ACTIVITY: Check each line of the material below, and copy it if it holds the string "JSON".

DATA FOR THIS TASK:
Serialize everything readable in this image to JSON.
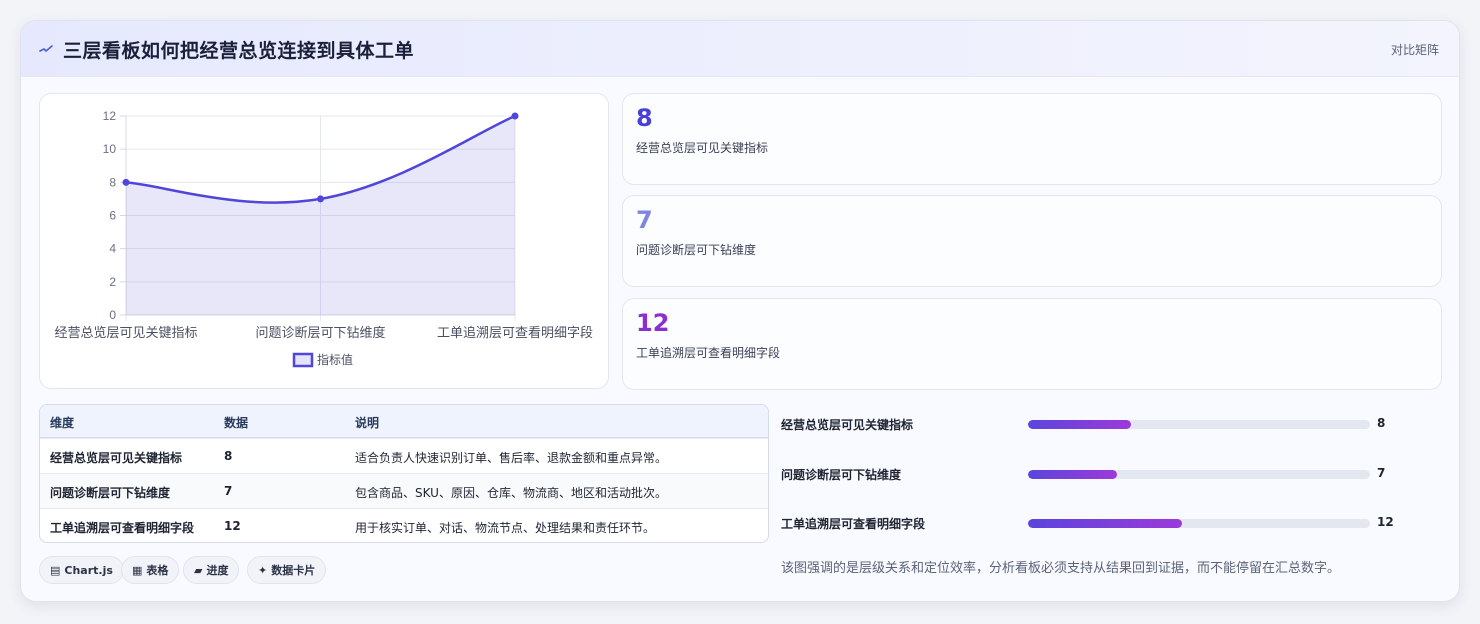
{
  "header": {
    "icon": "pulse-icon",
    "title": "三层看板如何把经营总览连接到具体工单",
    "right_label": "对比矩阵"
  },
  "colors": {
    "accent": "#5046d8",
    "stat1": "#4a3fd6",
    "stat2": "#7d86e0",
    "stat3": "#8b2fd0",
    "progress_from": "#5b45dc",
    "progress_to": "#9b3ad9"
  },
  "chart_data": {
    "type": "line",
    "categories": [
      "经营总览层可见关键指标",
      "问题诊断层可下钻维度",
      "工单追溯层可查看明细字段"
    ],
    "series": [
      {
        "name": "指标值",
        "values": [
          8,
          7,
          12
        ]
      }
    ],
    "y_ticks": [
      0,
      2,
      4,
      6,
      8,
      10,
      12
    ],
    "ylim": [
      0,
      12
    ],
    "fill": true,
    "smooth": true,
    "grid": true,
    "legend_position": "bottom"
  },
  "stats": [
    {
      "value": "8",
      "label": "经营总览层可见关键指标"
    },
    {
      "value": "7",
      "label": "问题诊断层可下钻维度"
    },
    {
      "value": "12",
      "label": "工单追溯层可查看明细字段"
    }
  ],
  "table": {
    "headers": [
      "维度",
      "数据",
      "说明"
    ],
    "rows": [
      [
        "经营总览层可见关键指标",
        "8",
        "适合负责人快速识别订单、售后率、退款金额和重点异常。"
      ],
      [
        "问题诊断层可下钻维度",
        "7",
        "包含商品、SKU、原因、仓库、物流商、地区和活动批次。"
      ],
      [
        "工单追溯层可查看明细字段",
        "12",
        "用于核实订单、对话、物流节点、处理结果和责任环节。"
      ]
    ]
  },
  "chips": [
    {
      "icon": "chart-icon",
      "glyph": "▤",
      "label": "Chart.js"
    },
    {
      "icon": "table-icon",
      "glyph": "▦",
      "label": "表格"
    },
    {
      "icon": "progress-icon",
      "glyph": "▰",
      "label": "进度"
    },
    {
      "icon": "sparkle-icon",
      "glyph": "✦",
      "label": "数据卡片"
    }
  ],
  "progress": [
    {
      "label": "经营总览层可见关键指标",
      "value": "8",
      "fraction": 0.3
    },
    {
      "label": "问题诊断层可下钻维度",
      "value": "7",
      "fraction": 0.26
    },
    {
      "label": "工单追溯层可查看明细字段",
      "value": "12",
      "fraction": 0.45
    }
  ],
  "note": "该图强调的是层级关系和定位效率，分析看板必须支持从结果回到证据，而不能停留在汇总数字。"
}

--

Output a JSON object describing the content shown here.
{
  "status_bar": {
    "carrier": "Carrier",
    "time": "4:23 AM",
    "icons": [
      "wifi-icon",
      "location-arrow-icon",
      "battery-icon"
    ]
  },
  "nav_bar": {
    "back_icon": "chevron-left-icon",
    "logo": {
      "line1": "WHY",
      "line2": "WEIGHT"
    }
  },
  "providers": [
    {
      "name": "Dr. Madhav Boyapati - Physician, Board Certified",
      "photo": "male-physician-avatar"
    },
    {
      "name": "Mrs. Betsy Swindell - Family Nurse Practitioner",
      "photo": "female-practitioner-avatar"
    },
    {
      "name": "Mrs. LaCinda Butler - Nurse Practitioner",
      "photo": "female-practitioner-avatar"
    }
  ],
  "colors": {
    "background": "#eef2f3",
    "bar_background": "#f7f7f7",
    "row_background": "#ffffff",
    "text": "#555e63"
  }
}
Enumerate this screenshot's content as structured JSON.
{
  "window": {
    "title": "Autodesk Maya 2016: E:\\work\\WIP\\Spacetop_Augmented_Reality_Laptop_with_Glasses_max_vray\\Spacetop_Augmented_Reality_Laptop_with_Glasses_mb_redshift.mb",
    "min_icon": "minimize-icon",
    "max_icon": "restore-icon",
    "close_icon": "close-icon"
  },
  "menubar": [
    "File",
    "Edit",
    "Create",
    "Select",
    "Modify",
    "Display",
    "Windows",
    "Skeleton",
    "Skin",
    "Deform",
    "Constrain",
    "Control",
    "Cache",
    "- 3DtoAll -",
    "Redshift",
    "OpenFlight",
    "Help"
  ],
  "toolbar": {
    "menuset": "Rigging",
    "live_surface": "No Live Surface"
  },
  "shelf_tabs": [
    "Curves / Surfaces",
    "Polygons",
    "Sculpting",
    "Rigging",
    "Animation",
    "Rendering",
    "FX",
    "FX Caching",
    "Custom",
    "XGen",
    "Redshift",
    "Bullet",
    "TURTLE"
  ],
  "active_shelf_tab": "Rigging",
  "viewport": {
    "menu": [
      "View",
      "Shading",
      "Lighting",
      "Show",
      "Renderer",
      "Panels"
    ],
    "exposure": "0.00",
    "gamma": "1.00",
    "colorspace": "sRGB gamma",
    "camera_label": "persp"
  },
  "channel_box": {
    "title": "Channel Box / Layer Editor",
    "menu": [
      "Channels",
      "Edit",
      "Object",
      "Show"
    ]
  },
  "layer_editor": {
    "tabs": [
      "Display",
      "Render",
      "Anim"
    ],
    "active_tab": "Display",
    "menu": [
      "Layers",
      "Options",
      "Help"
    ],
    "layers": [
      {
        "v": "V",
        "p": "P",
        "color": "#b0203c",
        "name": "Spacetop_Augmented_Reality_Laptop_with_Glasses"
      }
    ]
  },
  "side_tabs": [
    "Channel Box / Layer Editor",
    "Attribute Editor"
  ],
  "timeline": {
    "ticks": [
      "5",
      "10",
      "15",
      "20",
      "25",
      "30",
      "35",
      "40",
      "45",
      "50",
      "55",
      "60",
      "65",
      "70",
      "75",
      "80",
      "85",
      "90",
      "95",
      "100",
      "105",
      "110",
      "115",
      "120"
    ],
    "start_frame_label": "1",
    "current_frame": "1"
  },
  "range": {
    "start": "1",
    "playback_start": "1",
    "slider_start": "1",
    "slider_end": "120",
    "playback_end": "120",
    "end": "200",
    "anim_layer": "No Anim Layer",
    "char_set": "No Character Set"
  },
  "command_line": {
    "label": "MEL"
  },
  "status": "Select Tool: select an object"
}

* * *

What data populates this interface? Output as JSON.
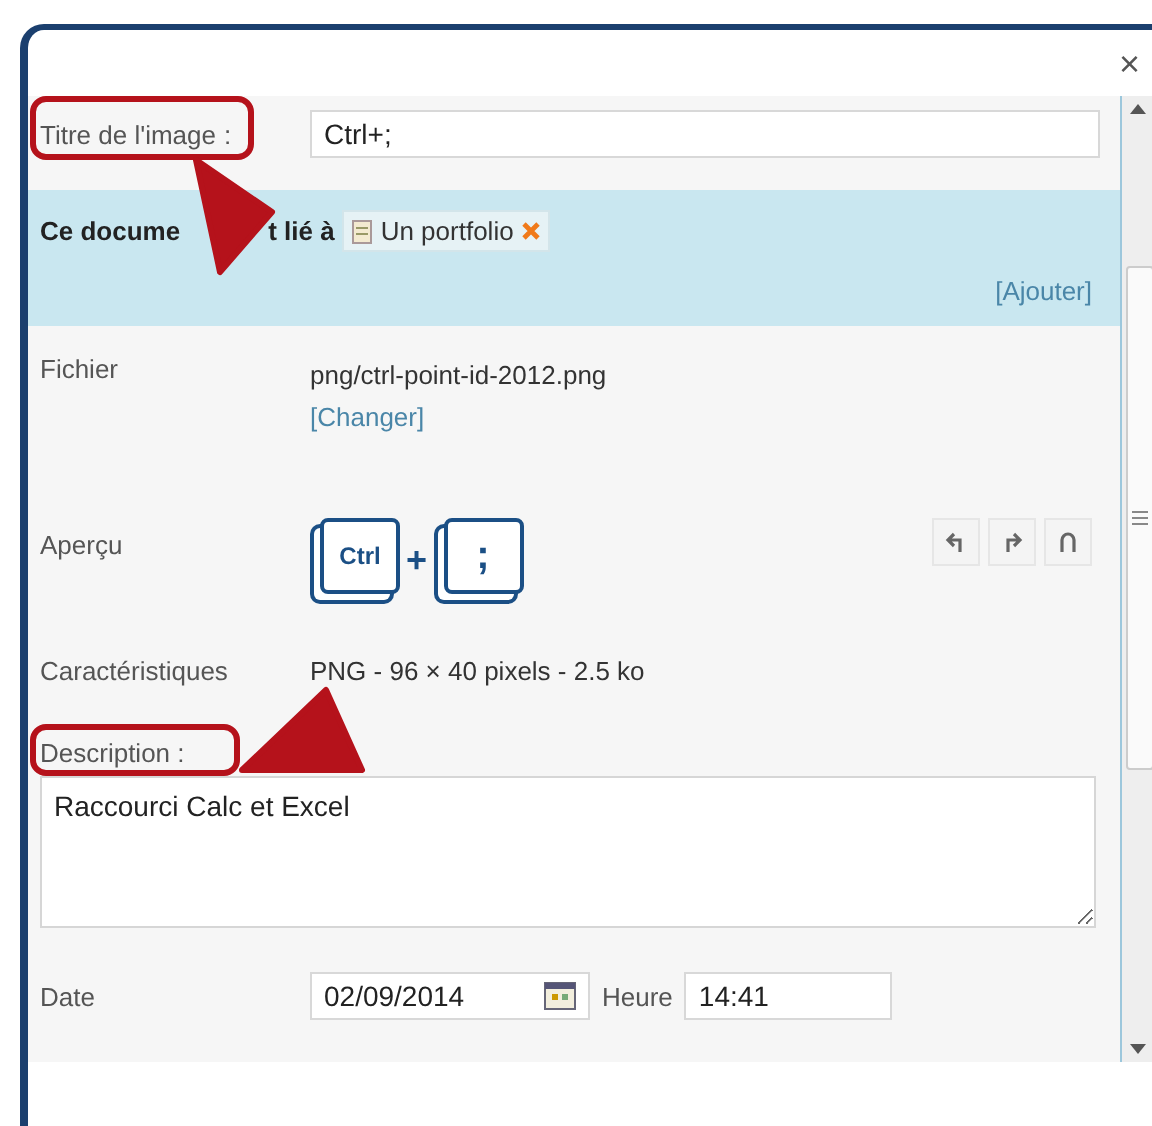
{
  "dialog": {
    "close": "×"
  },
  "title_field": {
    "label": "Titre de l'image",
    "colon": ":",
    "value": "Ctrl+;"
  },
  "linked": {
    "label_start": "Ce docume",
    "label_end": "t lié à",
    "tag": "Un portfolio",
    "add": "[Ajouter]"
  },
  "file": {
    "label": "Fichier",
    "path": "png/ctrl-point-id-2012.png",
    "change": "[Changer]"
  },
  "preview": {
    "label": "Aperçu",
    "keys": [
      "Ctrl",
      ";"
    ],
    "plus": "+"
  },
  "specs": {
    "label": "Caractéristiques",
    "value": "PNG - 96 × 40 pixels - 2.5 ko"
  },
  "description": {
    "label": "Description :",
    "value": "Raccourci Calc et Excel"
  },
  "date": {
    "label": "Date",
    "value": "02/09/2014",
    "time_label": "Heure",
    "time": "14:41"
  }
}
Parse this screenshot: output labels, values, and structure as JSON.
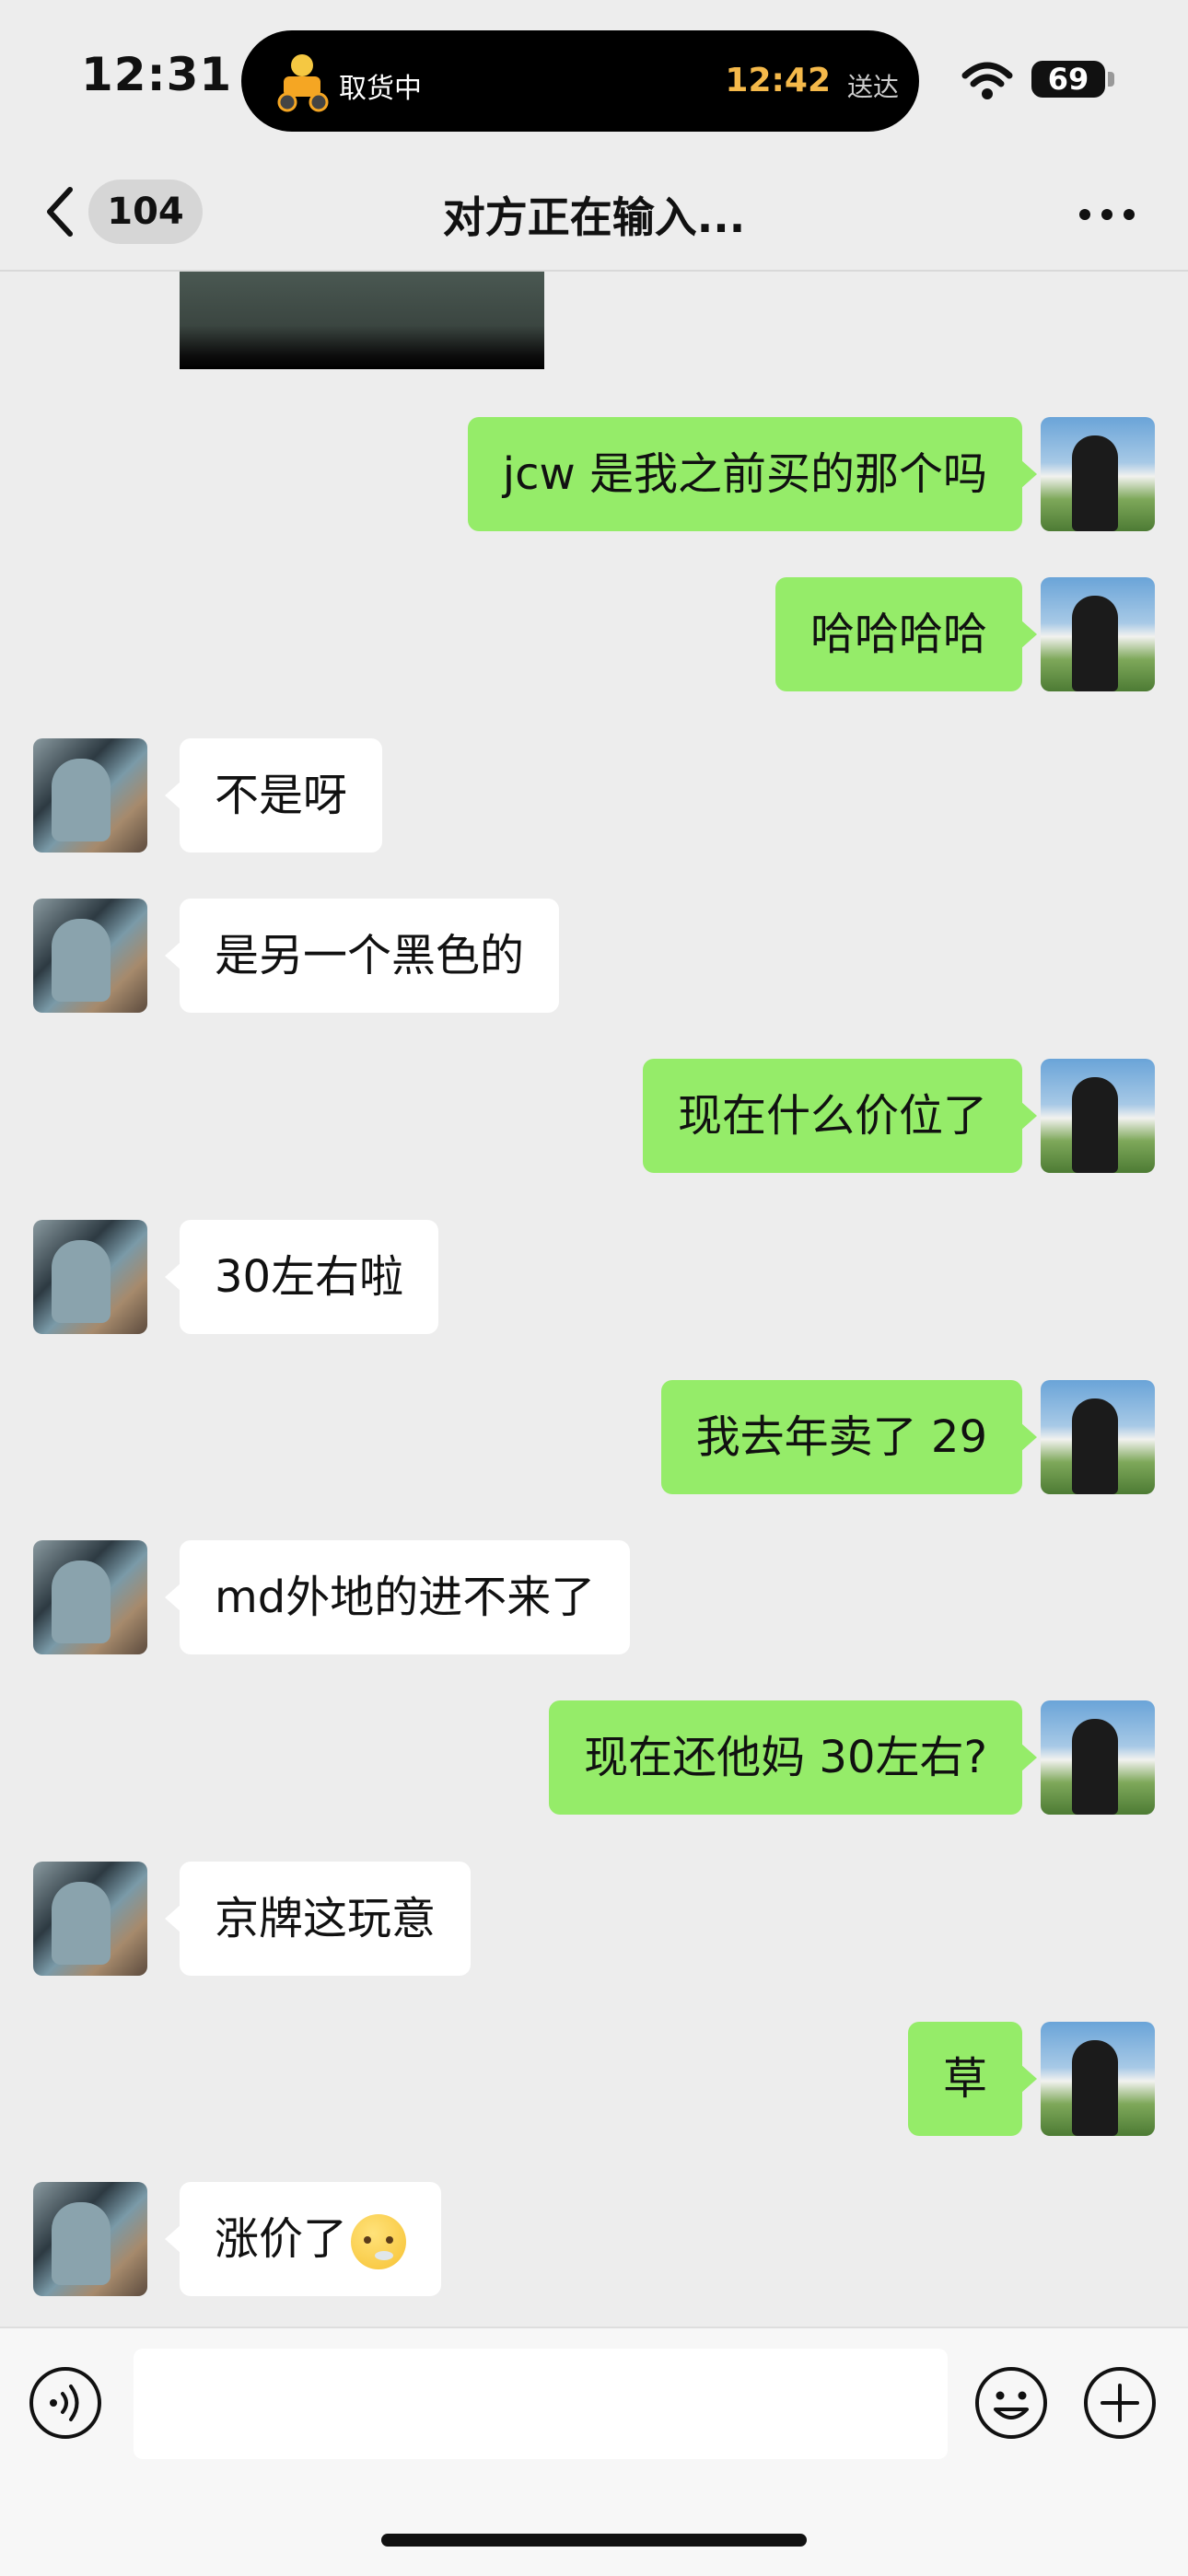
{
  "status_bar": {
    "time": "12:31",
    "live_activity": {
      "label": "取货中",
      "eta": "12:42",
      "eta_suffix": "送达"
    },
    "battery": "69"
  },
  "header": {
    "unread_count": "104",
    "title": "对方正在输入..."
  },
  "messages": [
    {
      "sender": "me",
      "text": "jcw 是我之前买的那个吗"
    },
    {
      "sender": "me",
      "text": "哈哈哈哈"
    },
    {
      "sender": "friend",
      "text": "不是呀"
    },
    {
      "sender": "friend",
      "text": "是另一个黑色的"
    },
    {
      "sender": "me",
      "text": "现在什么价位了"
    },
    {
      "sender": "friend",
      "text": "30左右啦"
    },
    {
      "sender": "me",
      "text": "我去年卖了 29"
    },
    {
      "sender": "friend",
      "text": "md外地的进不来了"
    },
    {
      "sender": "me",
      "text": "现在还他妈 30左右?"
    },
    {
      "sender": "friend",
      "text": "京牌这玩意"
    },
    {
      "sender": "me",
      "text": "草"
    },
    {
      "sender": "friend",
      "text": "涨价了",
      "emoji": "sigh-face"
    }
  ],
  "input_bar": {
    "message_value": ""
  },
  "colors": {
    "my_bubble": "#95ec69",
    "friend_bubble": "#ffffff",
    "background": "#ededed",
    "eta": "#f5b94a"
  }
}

ANSWER TO THIS PROBLEM:
Serialize everything readable in this image to JSON.
Output a JSON object describing the content shown here.
Enumerate this screenshot's content as structured JSON.
What data populates this interface? Output as JSON.
Parse this screenshot: output labels, values, and structure as JSON.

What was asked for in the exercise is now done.